Unlike other writers, they wrote most of the time with no idea who the song would go to, and seldom got involved in the production. Though writing songs for other singers, Mann never gave up his ambition to sing, releasing songs under his name yearly. The couple left Aldon Music and moved to Los Angeles in the late 60s, kept writing hits, mostly for country artists and began writing for Broadway.  In the mid-70s, Barry attempted a solo career and finally got to make albums via a deal with RCA.In 1975 he had a minor hit with "The Princess and the Punk." Later hits with which Mann is associated with include "Here You Come Again" by Dolly Parton and "Sometimes When We Touch" by Dan Hill, both from 1987. Barry Mann and James Horner composed the music for the 1986 animated film An American Tail.
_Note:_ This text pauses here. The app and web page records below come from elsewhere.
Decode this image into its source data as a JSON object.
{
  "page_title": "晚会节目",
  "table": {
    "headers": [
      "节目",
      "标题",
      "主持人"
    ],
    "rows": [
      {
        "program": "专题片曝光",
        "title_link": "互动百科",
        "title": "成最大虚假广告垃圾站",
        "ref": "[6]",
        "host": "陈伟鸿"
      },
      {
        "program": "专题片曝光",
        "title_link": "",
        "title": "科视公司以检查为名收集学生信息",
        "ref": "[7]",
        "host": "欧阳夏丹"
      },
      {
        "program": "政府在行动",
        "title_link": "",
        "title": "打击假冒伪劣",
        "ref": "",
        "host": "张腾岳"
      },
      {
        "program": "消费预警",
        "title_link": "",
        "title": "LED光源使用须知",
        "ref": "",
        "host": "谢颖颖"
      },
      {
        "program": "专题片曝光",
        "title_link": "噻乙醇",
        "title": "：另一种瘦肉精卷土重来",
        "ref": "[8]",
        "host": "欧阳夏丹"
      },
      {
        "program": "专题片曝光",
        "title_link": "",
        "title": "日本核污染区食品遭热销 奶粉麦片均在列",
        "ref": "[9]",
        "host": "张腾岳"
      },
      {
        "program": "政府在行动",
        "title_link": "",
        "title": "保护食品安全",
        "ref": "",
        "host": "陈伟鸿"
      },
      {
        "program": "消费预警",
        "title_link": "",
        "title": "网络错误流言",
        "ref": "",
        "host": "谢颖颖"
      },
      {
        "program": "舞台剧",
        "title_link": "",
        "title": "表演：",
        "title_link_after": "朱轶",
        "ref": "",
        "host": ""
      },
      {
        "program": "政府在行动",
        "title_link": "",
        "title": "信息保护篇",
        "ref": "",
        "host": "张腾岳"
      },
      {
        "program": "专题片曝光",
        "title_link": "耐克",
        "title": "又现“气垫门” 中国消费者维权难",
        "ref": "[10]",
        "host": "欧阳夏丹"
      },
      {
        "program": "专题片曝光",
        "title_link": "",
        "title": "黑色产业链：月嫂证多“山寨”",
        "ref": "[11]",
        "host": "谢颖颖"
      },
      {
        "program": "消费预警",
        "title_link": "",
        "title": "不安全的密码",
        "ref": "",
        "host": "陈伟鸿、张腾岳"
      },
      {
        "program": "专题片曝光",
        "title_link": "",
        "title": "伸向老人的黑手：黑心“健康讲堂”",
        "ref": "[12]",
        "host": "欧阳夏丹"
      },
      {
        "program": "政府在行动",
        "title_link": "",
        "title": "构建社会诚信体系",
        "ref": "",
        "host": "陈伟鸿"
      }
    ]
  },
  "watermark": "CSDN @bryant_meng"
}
Barry Mann and Cynthia Weil are still happily married after 38 years.

Barry Mann and Cynthia Weil